Your goal
The entries should be restated word for word.

Dataset rows describing interfaces
----------
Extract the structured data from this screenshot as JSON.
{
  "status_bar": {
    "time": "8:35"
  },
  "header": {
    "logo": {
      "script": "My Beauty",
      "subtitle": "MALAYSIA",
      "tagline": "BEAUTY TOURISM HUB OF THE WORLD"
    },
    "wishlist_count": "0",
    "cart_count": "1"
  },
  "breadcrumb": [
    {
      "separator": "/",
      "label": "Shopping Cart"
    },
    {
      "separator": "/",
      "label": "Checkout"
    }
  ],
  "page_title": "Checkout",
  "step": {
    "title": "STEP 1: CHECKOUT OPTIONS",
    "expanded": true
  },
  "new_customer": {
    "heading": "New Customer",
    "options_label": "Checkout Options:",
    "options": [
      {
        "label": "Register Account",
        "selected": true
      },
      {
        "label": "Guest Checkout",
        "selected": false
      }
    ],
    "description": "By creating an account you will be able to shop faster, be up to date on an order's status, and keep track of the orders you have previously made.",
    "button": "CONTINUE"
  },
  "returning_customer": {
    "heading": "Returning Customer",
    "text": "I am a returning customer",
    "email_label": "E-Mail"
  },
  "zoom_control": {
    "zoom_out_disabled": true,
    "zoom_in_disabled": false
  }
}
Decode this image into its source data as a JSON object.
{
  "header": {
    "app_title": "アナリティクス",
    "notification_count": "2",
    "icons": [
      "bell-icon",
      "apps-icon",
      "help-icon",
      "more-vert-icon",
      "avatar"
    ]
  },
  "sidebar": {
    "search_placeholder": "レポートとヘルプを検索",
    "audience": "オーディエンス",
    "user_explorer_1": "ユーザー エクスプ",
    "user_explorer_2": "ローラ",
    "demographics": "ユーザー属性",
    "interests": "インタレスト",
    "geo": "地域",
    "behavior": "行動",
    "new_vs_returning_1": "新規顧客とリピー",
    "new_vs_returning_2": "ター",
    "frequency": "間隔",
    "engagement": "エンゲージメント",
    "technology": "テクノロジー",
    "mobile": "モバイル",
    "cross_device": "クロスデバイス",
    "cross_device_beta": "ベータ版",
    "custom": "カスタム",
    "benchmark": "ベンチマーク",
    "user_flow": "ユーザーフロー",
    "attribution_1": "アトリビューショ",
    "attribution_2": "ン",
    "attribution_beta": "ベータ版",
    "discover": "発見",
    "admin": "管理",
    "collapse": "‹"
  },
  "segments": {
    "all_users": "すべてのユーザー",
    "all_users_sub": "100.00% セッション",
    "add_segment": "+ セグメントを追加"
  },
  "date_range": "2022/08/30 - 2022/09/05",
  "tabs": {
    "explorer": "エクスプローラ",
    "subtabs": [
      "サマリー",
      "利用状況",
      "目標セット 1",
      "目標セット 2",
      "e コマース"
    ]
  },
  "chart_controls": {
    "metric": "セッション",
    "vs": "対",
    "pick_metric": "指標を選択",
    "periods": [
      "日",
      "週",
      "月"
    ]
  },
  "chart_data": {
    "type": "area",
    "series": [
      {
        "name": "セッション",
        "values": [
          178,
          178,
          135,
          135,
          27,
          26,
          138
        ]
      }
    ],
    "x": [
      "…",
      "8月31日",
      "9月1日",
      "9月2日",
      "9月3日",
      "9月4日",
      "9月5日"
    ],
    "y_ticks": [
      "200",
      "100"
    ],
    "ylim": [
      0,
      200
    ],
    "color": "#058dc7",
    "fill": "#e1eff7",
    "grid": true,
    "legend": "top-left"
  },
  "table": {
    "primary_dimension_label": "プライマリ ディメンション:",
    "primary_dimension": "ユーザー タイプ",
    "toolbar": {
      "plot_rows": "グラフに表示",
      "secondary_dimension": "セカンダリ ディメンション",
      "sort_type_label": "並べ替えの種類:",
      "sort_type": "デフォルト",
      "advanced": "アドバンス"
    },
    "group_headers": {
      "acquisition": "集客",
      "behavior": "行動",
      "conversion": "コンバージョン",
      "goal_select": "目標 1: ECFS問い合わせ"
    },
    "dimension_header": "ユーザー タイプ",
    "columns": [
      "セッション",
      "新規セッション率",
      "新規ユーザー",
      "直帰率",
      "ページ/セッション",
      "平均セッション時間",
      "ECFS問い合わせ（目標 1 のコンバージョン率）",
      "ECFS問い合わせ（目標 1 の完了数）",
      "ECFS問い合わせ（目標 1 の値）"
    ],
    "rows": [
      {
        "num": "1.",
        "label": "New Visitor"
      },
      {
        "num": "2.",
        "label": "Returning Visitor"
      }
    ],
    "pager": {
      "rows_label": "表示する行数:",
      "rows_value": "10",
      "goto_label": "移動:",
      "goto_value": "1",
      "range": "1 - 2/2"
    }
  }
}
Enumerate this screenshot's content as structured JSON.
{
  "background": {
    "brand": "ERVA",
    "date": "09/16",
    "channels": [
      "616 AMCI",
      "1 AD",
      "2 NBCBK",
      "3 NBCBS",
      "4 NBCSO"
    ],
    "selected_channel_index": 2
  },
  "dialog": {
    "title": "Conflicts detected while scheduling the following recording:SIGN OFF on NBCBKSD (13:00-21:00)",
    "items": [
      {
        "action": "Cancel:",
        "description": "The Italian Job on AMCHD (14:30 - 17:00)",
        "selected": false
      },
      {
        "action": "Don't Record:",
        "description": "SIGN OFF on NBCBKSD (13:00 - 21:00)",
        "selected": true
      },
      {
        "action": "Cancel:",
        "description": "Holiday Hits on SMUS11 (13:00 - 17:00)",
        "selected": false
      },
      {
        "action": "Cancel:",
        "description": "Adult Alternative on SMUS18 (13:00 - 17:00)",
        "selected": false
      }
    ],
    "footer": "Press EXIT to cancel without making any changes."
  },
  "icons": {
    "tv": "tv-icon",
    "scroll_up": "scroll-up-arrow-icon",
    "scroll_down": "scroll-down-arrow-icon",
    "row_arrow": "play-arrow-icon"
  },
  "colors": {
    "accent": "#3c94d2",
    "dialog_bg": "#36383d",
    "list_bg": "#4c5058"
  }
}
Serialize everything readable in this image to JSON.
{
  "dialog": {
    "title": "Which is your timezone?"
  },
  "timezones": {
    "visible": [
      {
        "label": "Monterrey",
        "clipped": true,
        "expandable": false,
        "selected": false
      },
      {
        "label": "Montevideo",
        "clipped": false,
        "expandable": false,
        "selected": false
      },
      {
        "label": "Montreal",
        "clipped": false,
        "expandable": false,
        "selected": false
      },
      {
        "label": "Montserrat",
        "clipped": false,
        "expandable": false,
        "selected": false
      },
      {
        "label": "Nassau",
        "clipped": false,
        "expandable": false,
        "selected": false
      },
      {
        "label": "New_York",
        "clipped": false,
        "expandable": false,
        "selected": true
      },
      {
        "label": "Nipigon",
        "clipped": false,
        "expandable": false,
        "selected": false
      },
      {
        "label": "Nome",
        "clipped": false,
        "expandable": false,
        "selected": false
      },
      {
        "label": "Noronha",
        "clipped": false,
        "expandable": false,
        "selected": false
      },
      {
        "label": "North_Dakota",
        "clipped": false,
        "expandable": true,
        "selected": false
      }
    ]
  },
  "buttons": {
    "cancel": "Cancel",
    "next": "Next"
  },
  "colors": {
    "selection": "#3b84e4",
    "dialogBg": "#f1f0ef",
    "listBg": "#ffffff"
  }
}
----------
Written solution
Extract the structured data from this screenshot as JSON.
{
  "status_bar": {
    "time": "8:35"
  },
  "header": {
    "logo": {
      "script": "My Beauty",
      "subtitle": "MALAYSIA",
      "tagline": "BEAUTY TOURISM HUB OF THE WORLD"
    },
    "wishlist_count": "0",
    "cart_count": "1"
  },
  "breadcrumb": [
    {
      "separator": "/",
      "label": "Shopping Cart"
    },
    {
      "separator": "/",
      "label": "Checkout"
    }
  ],
  "page_title": "Checkout",
  "step": {
    "title": "STEP 1: CHECKOUT OPTIONS",
    "expanded": true
  },
  "new_customer": {
    "heading": "New Customer",
    "options_label": "Checkout Options:",
    "options": [
      {
        "label": "Register Account",
        "selected": true
      },
      {
        "label": "Guest Checkout",
        "selected": false
      }
    ],
    "description": "By creating an account you will be able to shop faster, be up to date on an order's status, and keep track of the orders you have previously made.",
    "button": "CONTINUE"
  },
  "returning_customer": {
    "heading": "Returning Customer",
    "text": "I am a returning customer",
    "email_label": "E-Mail"
  },
  "zoom_control": {
    "zoom_out_disabled": true,
    "zoom_in_disabled": false
  }
}
Decode this image into its source data as a JSON object.
{
  "header": {
    "app_title": "アナリティクス",
    "notification_count": "2",
    "icons": [
      "bell-icon",
      "apps-icon",
      "help-icon",
      "more-vert-icon",
      "avatar"
    ]
  },
  "sidebar": {
    "search_placeholder": "レポートとヘルプを検索",
    "audience": "オーディエンス",
    "user_explorer_1": "ユーザー エクスプ",
    "user_explorer_2": "ローラ",
    "demographics": "ユーザー属性",
    "interests": "インタレスト",
    "geo": "地域",
    "behavior": "行動",
    "new_vs_returning_1": "新規顧客とリピー",
    "new_vs_returning_2": "ター",
    "frequency": "間隔",
    "engagement": "エンゲージメント",
    "technology": "テクノロジー",
    "mobile": "モバイル",
    "cross_device": "クロスデバイス",
    "cross_device_beta": "ベータ版",
    "custom": "カスタム",
    "benchmark": "ベンチマーク",
    "user_flow": "ユーザーフロー",
    "attribution_1": "アトリビューショ",
    "attribution_2": "ン",
    "attribution_beta": "ベータ版",
    "discover": "発見",
    "admin": "管理",
    "collapse": "‹"
  },
  "segments": {
    "all_users": "すべてのユーザー",
    "all_users_sub": "100.00% セッション",
    "add_segment": "+ セグメントを追加"
  },
  "date_range": "2022/08/30 - 2022/09/05",
  "tabs": {
    "explorer": "エクスプローラ",
    "subtabs": [
      "サマリー",
      "利用状況",
      "目標セット 1",
      "目標セット 2",
      "e コマース"
    ]
  },
  "chart_controls": {
    "metric": "セッション",
    "vs": "対",
    "pick_metric": "指標を選択",
    "periods": [
      "日",
      "週",
      "月"
    ]
  },
  "chart_data": {
    "type": "area",
    "series": [
      {
        "name": "セッション",
        "values": [
          178,
          178,
          135,
          135,
          27,
          26,
          138
        ]
      }
    ],
    "x": [
      "…",
      "8月31日",
      "9月1日",
      "9月2日",
      "9月3日",
      "9月4日",
      "9月5日"
    ],
    "y_ticks": [
      "200",
      "100"
    ],
    "ylim": [
      0,
      200
    ],
    "color": "#058dc7",
    "fill": "#e1eff7",
    "grid": true,
    "legend": "top-left"
  },
  "table": {
    "primary_dimension_label": "プライマリ ディメンション:",
    "primary_dimension": "ユーザー タイプ",
    "toolbar": {
      "plot_rows": "グラフに表示",
      "secondary_dimension": "セカンダリ ディメンション",
      "sort_type_label": "並べ替えの種類:",
      "sort_type": "デフォルト",
      "advanced": "アドバンス"
    },
    "group_headers": {
      "acquisition": "集客",
      "behavior": "行動",
      "conversion": "コンバージョン",
      "goal_select": "目標 1: ECFS問い合わせ"
    },
    "dimension_header": "ユーザー タイプ",
    "columns": [
      "セッション",
      "新規セッション率",
      "新規ユーザー",
      "直帰率",
      "ページ/セッション",
      "平均セッション時間",
      "ECFS問い合わせ（目標 1 のコンバージョン率）",
      "ECFS問い合わせ（目標 1 の完了数）",
      "ECFS問い合わせ（目標 1 の値）"
    ],
    "rows": [
      {
        "num": "1.",
        "label": "New Visitor"
      },
      {
        "num": "2.",
        "label": "Returning Visitor"
      }
    ],
    "pager": {
      "rows_label": "表示する行数:",
      "rows_value": "10",
      "goto_label": "移動:",
      "goto_value": "1",
      "range": "1 - 2/2"
    }
  }
}
Enumerate this screenshot's content as structured JSON.
{
  "background": {
    "brand": "ERVA",
    "date": "09/16",
    "channels": [
      "616 AMCI",
      "1 AD",
      "2 NBCBK",
      "3 NBCBS",
      "4 NBCSO"
    ],
    "selected_channel_index": 2
  },
  "dialog": {
    "title": "Conflicts detected while scheduling the following recording:SIGN OFF on NBCBKSD (13:00-21:00)",
    "items": [
      {
        "action": "Cancel:",
        "description": "The Italian Job on AMCHD (14:30 - 17:00)",
        "selected": false
      },
      {
        "action": "Don't Record:",
        "description": "SIGN OFF on NBCBKSD (13:00 - 21:00)",
        "selected": true
      },
      {
        "action": "Cancel:",
        "description": "Holiday Hits on SMUS11 (13:00 - 17:00)",
        "selected": false
      },
      {
        "action": "Cancel:",
        "description": "Adult Alternative on SMUS18 (13:00 - 17:00)",
        "selected": false
      }
    ],
    "footer": "Press EXIT to cancel without making any changes."
  },
  "icons": {
    "tv": "tv-icon",
    "scroll_up": "scroll-up-arrow-icon",
    "scroll_down": "scroll-down-arrow-icon",
    "row_arrow": "play-arrow-icon"
  },
  "colors": {
    "accent": "#3c94d2",
    "dialog_bg": "#36383d",
    "list_bg": "#4c5058"
  }
}
Serialize everything readable in this image to JSON.
{
  "dialog": {
    "title": "Which is your timezone?"
  },
  "timezones": {
    "visible": [
      {
        "label": "Monterrey",
        "clipped": true,
        "expandable": false,
        "selected": false
      },
      {
        "label": "Montevideo",
        "clipped": false,
        "expandable": false,
        "selected": false
      },
      {
        "label": "Montreal",
        "clipped": false,
        "expandable": false,
        "selected": false
      },
      {
        "label": "Montserrat",
        "clipped": false,
        "expandable": false,
        "selected": false
      },
      {
        "label": "Nassau",
        "clipped": false,
        "expandable": false,
        "selected": false
      },
      {
        "label": "New_York",
        "clipped": false,
        "expandable": false,
        "selected": true
      },
      {
        "label": "Nipigon",
        "clipped": false,
        "expandable": false,
        "selected": false
      },
      {
        "label": "Nome",
        "clipped": false,
        "expandable": false,
        "selected": false
      },
      {
        "label": "Noronha",
        "clipped": false,
        "expandable": false,
        "selected": false
      },
      {
        "label": "North_Dakota",
        "clipped": false,
        "expandable": true,
        "selected": false
      }
    ]
  },
  "buttons": {
    "cancel": "Cancel",
    "next": "Next"
  },
  "colors": {
    "selection": "#3b84e4",
    "dialogBg": "#f1f0ef",
    "listBg": "#ffffff"
  }
}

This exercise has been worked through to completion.